The construction of the Union workhouse at Locksbottom in the 1840's brought two areas of the site for detention of Lunatics and Imbeciles. ( I adopt the language of the periodand Lunacy Acts). Those detained within the registers as Lunatics were housed in wards within the Infirmary block which was a single wing to the east of the main block or "house". Bromley Archives have an architect's diagram (reference 1786/1) which shows an individual Infirmary building in detail. The purpose of the diagram was to identify existing drainage with a view to extending the Infirmary and creating a Wellbrook Road entrance with wall and iron railings. The diagram (circa 1899) identifies also an isolation ward although no specific purpose for this bay to the east of the infirmary is given it can be assumed to have been used to isolate those who medically or for behaviour management reasons needed seclusion. The diagram also shows two sides of the room had observation.
The mechanical restraint register which remains closed to public examination until 2033 records use of restraint Bromley Archives reference 846GBy/W/I/L/10. The register includes copies of the relevant Lunacy Acts which require its maintenance and entries date from 1899 to 1933.
The diagram referred to also shows that separate accommodation had been made since the Workhouse construction in the 1840's for the detention of imbeciles. The surviving register kept by various Masters of the Workhouse from 1871 onwards records some detail of detention from childhood of children teenagers and adults who within the Victorian language of the Lunacy Acts were deemed feeble minded Idiots or imbeciles. Close to the Chapel of the workhouse a wing of the Workhouse had been designed for the reception each evening of the male and female vagrants who were admitted as "Casuals". In the centre of this building was a ward for imbeciles. Throughout the 1890's and 1900's this ward was supervised by a married couple designated in commercial directories and census as responsible for imbeciles.

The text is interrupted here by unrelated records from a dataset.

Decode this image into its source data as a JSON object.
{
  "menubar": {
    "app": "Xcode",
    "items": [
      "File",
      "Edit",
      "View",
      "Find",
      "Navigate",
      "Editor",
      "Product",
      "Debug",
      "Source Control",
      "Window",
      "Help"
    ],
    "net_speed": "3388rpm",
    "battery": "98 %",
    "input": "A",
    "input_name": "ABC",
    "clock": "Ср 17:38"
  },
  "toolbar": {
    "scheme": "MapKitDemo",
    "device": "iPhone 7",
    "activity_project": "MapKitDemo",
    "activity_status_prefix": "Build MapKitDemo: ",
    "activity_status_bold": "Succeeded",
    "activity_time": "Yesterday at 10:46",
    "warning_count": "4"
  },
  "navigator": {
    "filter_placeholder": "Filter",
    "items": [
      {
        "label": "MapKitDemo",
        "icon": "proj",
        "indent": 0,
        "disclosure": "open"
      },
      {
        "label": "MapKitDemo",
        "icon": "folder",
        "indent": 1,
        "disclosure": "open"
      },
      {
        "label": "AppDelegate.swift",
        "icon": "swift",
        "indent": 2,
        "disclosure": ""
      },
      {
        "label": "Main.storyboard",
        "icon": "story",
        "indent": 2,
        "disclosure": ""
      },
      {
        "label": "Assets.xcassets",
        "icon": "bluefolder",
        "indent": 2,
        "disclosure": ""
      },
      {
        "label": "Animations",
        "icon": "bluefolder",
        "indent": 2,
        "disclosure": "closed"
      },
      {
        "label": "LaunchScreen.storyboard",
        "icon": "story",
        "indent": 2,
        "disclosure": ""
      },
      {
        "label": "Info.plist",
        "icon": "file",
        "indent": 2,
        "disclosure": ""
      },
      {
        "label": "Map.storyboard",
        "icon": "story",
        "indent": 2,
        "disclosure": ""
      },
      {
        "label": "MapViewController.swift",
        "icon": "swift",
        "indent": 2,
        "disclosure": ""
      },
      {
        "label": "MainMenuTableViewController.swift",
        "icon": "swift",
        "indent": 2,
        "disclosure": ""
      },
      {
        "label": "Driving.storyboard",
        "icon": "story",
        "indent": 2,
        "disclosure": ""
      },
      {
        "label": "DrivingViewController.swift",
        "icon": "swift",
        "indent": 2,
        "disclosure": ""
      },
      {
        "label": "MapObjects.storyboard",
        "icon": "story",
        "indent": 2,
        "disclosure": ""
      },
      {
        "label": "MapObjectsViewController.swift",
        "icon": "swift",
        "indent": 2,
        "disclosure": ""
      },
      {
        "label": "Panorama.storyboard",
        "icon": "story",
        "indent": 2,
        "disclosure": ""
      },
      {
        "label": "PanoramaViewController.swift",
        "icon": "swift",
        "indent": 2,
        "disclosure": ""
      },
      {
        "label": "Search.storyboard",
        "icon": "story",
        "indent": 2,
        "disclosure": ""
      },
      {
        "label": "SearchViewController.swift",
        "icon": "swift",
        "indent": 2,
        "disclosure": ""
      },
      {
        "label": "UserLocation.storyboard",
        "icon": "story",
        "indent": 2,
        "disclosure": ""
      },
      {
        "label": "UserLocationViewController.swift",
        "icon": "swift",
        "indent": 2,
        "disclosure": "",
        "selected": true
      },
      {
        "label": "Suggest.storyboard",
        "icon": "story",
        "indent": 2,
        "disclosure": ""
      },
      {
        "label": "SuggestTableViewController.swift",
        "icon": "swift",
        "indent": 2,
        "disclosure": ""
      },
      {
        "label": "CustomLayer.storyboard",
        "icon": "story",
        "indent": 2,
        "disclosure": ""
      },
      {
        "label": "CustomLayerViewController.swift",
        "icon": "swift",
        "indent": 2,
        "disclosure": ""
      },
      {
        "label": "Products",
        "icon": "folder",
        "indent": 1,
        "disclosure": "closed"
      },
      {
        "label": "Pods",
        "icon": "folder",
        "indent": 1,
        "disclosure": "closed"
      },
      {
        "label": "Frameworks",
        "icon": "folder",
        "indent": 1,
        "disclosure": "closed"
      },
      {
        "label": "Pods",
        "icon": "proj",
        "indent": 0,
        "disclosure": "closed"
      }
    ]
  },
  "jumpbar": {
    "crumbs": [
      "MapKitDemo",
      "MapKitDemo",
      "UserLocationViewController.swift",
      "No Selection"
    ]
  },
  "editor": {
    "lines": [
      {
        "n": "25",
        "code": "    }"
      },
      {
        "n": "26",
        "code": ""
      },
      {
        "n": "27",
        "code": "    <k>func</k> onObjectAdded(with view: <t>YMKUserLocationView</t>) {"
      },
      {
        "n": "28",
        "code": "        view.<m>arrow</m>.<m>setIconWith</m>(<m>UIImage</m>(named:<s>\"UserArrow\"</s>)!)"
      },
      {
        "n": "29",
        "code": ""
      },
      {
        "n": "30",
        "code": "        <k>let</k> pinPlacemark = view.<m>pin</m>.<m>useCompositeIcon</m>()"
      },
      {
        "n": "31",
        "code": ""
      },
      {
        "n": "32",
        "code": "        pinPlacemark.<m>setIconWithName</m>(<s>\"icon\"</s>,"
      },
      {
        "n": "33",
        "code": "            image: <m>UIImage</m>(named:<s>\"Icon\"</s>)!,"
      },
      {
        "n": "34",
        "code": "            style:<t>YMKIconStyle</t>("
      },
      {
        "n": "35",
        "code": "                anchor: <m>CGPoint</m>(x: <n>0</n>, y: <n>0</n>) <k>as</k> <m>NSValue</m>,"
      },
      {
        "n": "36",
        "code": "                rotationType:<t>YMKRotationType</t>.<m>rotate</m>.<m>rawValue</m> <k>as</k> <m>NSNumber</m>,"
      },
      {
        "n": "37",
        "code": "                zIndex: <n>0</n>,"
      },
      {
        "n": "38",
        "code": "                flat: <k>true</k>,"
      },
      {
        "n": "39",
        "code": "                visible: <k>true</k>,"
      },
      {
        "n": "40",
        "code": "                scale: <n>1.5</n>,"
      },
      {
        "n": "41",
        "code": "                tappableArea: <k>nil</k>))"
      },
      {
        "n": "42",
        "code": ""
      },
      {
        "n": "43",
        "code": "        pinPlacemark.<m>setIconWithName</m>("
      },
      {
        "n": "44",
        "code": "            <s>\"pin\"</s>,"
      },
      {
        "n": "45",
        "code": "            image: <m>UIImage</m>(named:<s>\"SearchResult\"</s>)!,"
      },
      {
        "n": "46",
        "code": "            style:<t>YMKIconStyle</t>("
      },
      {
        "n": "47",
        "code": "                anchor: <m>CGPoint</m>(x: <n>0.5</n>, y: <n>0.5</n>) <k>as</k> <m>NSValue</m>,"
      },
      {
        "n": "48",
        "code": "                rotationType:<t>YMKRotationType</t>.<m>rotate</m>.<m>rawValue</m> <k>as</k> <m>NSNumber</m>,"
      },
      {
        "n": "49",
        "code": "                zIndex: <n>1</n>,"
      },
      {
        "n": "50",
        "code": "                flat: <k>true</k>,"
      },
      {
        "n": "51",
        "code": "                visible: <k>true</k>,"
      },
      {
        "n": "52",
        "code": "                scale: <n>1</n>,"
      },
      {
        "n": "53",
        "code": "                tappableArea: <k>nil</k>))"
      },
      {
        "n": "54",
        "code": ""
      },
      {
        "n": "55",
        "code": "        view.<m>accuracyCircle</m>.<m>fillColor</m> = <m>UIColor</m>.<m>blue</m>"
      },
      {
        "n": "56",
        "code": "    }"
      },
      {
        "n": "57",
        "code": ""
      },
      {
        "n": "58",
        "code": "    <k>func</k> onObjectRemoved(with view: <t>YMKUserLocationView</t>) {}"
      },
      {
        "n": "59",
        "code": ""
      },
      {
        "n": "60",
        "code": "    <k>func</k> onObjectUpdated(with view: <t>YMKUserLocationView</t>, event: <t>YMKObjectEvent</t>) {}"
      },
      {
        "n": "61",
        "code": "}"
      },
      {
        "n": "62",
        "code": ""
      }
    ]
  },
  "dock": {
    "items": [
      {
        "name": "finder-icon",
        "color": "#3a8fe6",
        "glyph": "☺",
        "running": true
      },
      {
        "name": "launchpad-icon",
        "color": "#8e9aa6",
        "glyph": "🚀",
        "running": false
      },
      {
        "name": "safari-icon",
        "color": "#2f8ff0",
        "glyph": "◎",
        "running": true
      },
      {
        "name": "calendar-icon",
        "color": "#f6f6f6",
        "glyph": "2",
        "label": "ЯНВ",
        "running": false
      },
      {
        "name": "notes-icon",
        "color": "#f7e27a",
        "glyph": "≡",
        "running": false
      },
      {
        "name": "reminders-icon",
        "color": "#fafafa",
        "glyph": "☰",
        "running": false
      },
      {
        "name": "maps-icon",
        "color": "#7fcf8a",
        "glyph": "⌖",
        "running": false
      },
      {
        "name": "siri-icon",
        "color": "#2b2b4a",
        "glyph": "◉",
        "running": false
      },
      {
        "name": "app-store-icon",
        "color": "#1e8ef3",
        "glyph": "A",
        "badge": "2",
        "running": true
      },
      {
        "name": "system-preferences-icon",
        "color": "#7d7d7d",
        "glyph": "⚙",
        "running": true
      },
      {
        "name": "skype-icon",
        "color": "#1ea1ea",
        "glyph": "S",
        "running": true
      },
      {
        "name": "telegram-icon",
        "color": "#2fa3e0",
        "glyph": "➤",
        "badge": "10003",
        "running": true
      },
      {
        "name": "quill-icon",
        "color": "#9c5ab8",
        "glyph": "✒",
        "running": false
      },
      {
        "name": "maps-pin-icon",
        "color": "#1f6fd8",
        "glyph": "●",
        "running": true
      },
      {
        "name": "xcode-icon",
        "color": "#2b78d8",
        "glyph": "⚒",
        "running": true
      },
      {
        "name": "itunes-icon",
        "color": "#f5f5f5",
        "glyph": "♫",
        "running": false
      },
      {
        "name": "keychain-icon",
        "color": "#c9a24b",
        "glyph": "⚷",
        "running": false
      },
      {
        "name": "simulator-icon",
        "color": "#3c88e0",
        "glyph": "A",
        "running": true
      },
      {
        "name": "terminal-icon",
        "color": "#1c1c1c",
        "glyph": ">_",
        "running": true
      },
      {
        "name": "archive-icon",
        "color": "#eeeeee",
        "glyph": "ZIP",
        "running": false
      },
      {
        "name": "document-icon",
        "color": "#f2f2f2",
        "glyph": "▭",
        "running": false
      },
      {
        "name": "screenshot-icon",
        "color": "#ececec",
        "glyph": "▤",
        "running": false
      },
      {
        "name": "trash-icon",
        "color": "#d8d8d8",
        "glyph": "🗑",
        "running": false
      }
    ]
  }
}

The youngest child detained was three years 8 months old; Lucy Allen Bromley Archivist and I have researched his life history. Most of those detained after a period of detention at the Workhouse are transferred to Kent County Asylum at Barming Heath. The Workhouse Lunacy registers seem to indicate transfer is delayed by availability of bedspace at Barming as extension orders are recorded by the Workhouse Medical Officer.
The Union Workhouse Infirmary was expanded after 1899 with the building of two additional wings with a main internal corridor and Wellbrook Road entrance with increased staffing for the infirmary. A further plan Bromley Archives reference 1786/2 records the new Infirmary wards and details the 1908 planning consent for a childrens ward for girls and boys for the 1909 construction to begin. This utilised land along Wellbrook Road to the north east of the Infirmary and adjacent to a private house.
The Lunacy Registers also confirm a practice found in asylums throughout the nineteenth century of using former patients as attendants.
Sir Alexander Morison 1779-1866 was physician at Bethlem Hospital and in common with other asylums such as Hanwell commissioned three artists to sketch patients in acute phase and "recovery". In his work The Physiognomy of mental diseases published in 1843 (a year before Bromley Union Workhouse began to operate) he devotes a chapter to those with "idiocy". This work readable online reflects the understanding of Victorian medicine and early psychiatry and Morison records that there is a spectrum of impairment from "idocy in which the intellectual impairment is but little beneath the ordinary standard and the individual is nearly but not quite competent to manage the affairs of ordinary life" to those who lack continence speech and are in need of complete care.
Among the illustrations is the trio of a 34 year old man with epilepsy and in Morison's words "weak intellect and kind disposition...takes fatherly charge of two idiots one nine and the other fifteen years old both of whom seem fond of him".
© Henry Mantell Downe Online Parish Clerk 2015